But you know what? Yes. Yes, most of the early advocates of marriage equality were gay white men like Andrew Sullivan, Evan Wolfson, and Jonathan Rauch. But the marriage equality movement, contra Wenger, wasn't embraced by "leading L.G.B.T.Q. organizations." It was coopted by them once the marriage-equality movement, which enjoyed the support of average queer people, began to score legal victories. And that's not the only bit of recent queer history people lost on those who insist affluent gay men "hijacked" the queer movement because they wanted to throw fabulous parties. Sullivan, Wolfson, Rauch—these were gay men who watched their friends die during the plague. Their generation witnessed scenes like the one Andrew Sullivan describes here:
A friend recalled visiting a man dying of AIDS at the time. A former massive bodybuilder, he had shrunk to 90 pounds. ‘Do I look big?” he asked, with mordant humor. In the next bed, surrounded by curtains, my friend heard someone singing a pop song quietly to himself. My friend joked: “Well not everyone here is depressed!” Then this from his dying, now skeletal friend: “Oh, that’s not him. He died this morning. That’s his partner. That was their song, apparently. The family took the body away, threw that guy out of the apartment he shared with his partner, and barred him from the funeral. He’s stayed there all day, singing their song. I guess it’s the last place he’ll ever see where his partner actually was. His face is pressed against the pillow. The nurses don’t have the heart to tell him to leave.”
Mary Bonauto, a lesbian and one of the rockstar attorneys who argued for marriage equality before the Supreme Court, described her experiences as a young attorney during the first years of the AIDS crisis:
"[The] AIDS crisis was one of the things that led us to fight for marriage.... [As] a new attorney in the 1980s, you know, I volunteered to do pro bono work my first day on the job and had plenty of it to do. It was just so clear to everyone that the person you lived with for 20 years was nobody. And the 'real family' could come in and clean out the apartment. It was back in the days of pay phones and I can't tell you the number of times I received calls as a new attorney about, you know, 'My boyfriend died. His family is here cleaning everything out. Is there anything I can do about it?' [If] you think about the bedside visits and the goodbyes that never happened and you think about that kind of thing, it was just painfully obvious that we had to fight for families.
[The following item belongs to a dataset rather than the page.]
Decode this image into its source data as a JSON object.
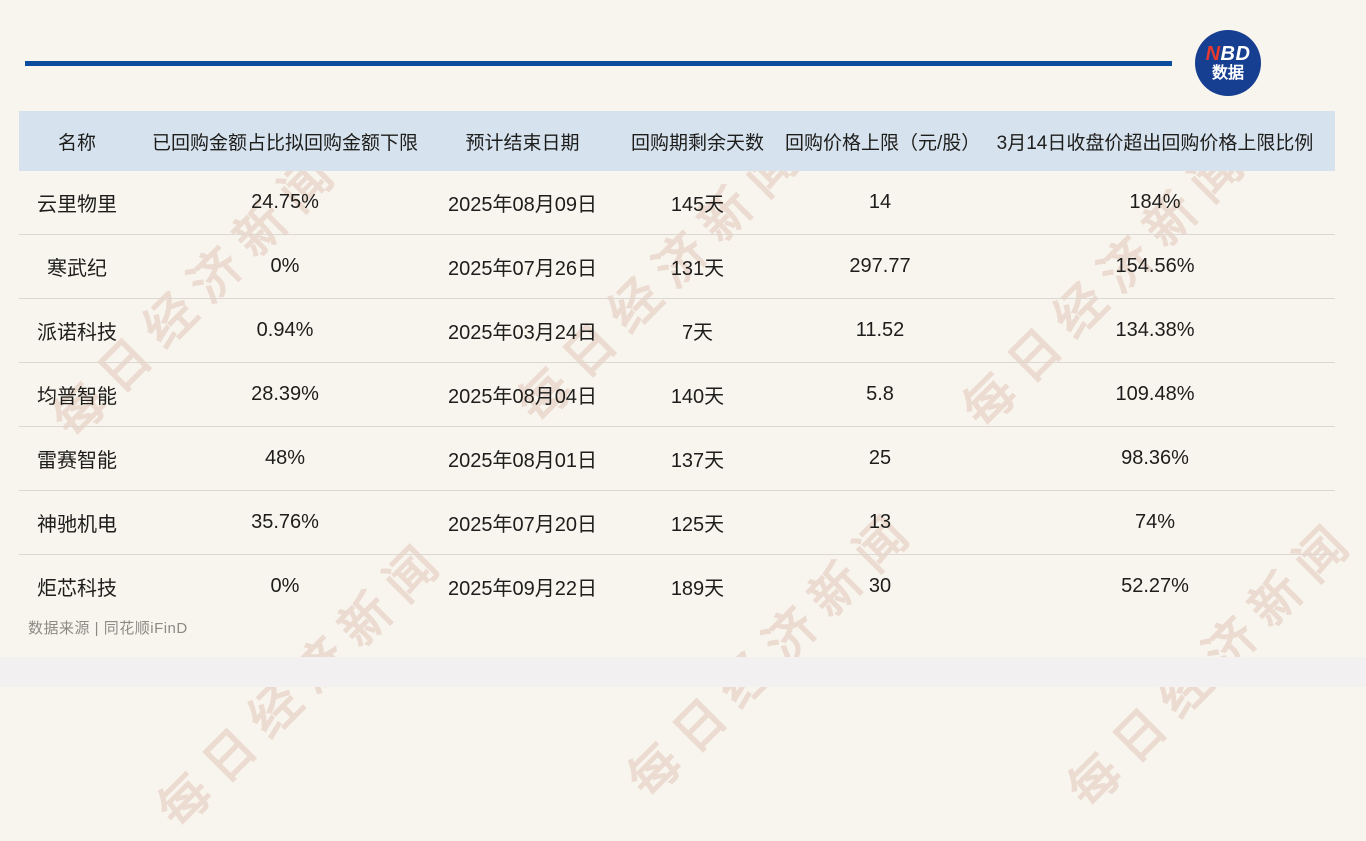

Lesbian couples weren't at significant risk of dying of AIDS, but they were also vulnerable during medical crises:
In 1983 Sharon Kowalski, a 34-year-old high school teacher, was critically injured in an automobile accident that left her paralyzed and speechless. Kowalski’s family barred her partner of four years, Karen Thompson, from visiting her. As it wound its way through the judicial system, the Kowalski case became a rallying cry for the LGBT community. In 1991 the Minnesota Supreme Court declared that the two women had forged a “family of affinity, which ought to be accorded respect,” and allowed Kowalski to designate Thompson as her legal guardian.
But, yeah, a lot of the early advocates for marriage equality were gay men—gay men who had witnessed unbelievable acts of cruelty, gay men who had seen how vulnerable they and other queers were in the absence of the right to marry. How vulnerable we all were without the power to determine, through marriage, our immediate next-of-kin. (We would also come to see how inadequate other, lesser, separate-but-equal protections were.) For queer people with homophobic families, for women like Sharon Kowalski, for same-sex couples in the wrong state at the wrong time, that right to marry proved to be absolutely critical.
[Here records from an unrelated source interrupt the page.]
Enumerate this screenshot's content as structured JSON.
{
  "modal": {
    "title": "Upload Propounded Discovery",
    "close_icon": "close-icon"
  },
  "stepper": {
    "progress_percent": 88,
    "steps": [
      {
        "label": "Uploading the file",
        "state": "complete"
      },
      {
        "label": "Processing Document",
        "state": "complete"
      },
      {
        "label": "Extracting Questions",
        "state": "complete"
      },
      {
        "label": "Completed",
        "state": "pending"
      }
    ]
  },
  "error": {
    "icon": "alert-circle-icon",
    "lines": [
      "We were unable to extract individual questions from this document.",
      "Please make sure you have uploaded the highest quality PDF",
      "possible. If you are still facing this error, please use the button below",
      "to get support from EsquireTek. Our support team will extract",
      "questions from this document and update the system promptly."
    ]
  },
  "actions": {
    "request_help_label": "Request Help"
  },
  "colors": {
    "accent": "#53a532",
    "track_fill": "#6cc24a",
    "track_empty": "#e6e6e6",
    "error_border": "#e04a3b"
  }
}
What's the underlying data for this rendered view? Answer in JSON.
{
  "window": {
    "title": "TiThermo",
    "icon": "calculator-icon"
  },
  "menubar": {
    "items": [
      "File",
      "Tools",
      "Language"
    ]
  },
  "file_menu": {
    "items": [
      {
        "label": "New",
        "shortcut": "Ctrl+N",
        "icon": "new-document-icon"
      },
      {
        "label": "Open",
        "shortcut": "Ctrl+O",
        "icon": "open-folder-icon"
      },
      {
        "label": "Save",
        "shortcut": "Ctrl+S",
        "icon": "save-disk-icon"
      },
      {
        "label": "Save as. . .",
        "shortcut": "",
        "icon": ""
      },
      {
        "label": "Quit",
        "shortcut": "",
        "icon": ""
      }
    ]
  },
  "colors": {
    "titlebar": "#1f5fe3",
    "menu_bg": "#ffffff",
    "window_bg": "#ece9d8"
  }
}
Ironically the people I hear this argument from most often—"only privileged, affluent gay men care about the right to marry"—are queer college students, usually white and affluent. They're so busy challenging others to recognize and atone for their privilege that they can't spot their own. Specks and planks, as someone or other once said.